People convicted of attacking police officers, firefighters or other law enforcement agents would face new penalties — including an additional six months in jail — under a measure that cleared a key city panel Monday.
The measure, backed by 18 members of the City Council, won the unanimous endorsement of the City Council’s Public Safety committee and heads to the full City Council on Wednesday for a final vote.
The measure, introduced less than two weeks ago, is designed to protect to police officers, firefighters, paramedics and anyone charged with responding to an emergency, according to the proposal.
If approved by the City Council, those convicted of assaulting an emergency responder could face a maximum fine of $1,000 or six months in jail, according to the proposal.
The vote on the measure is scheduled for less than a month before Election Day.
Ald. Matt O’Shea (19th Ward), who faces two opponents in his bid for reelection, said he authored the proposal after a spate of attacks on paramedics and emergency medical technicians.
“If we don't do something, my concern is we're going to see situations where the fire department is afraid to go into a scene to render aid,” O’Shea said.
The proposal is also backed by the union that represents rank-and-file Chicago Fire Fighters Union Local 2.
Those who assault law enforcement personnel already face tougher penalties than those who assault others. Convictions carry a mandatory minimum prison sentence of four years, with a maximum of 15 years, as well as fines of up to $25,000.
Mayor Lori Lightfoot, who has not taken a public position on the measure, often speaks of her outrage at seeing police officers surrounding the statue of Christopher Columbus in Grant Park being pelted with rocks, frozen water bottles, fireworks and other items by protestors demanding its removal.
Lightfoot speaks less often of the Chicago police officer who struck an 18-year-old protestor as she filmed an arrest, knocking out one of her front teeth. The officer resigned from the department after the Civilian Office of Police Accountability recommended he be terminated because of the “brutality” of his actions and his “attempt to falsely justify his actions” in an official report.

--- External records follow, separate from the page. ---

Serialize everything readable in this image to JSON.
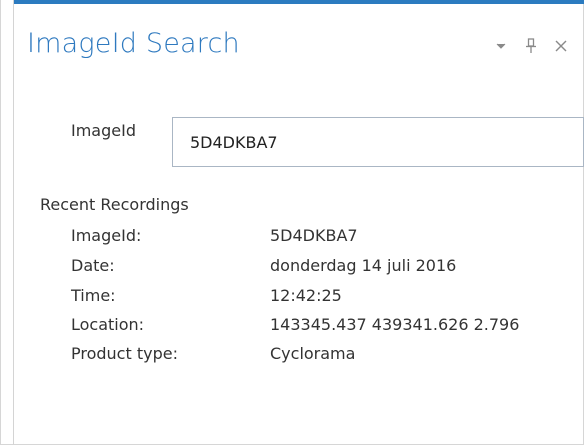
{
  "pane": {
    "title": "ImageId Search",
    "controls": {
      "menu_icon": "chevron-down-icon",
      "pin_icon": "pin-icon",
      "close_icon": "close-icon"
    },
    "accent_color": "#2b7bc0"
  },
  "search": {
    "label": "ImageId",
    "value": "5D4DKBA7"
  },
  "recent": {
    "title": "Recent Recordings",
    "rows": [
      {
        "key": "ImageId:",
        "value": "5D4DKBA7"
      },
      {
        "key": "Date:",
        "value": "donderdag 14 juli 2016"
      },
      {
        "key": "Time:",
        "value": "12:42:25"
      },
      {
        "key": "Location:",
        "value": "143345.437 439341.626 2.796"
      },
      {
        "key": "Product type:",
        "value": "Cyclorama"
      }
    ]
  }
}
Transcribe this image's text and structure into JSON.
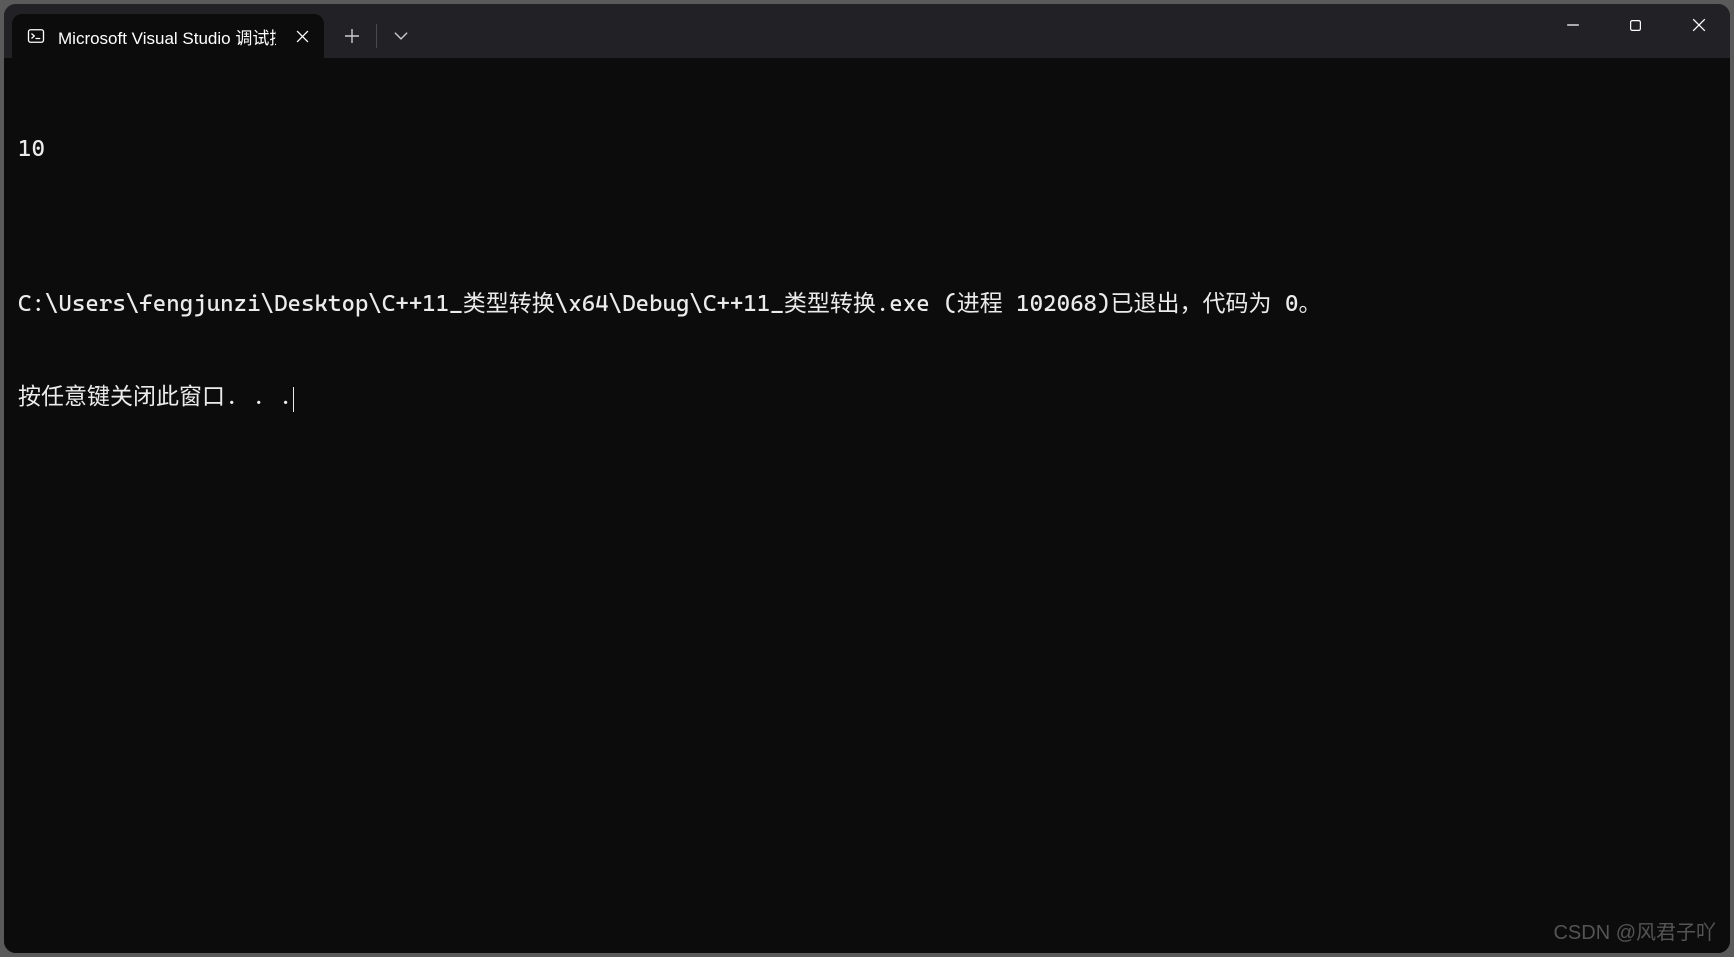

In 2017, a measure introduced by indicted Ald. Ed Burke (14th Ward) proposed categorizing any attacks on police officers as hate crimes. That measure never received a vote.
Contact Heather Cherone: @HeatherCherone | (773) 569-1863 | [email protected]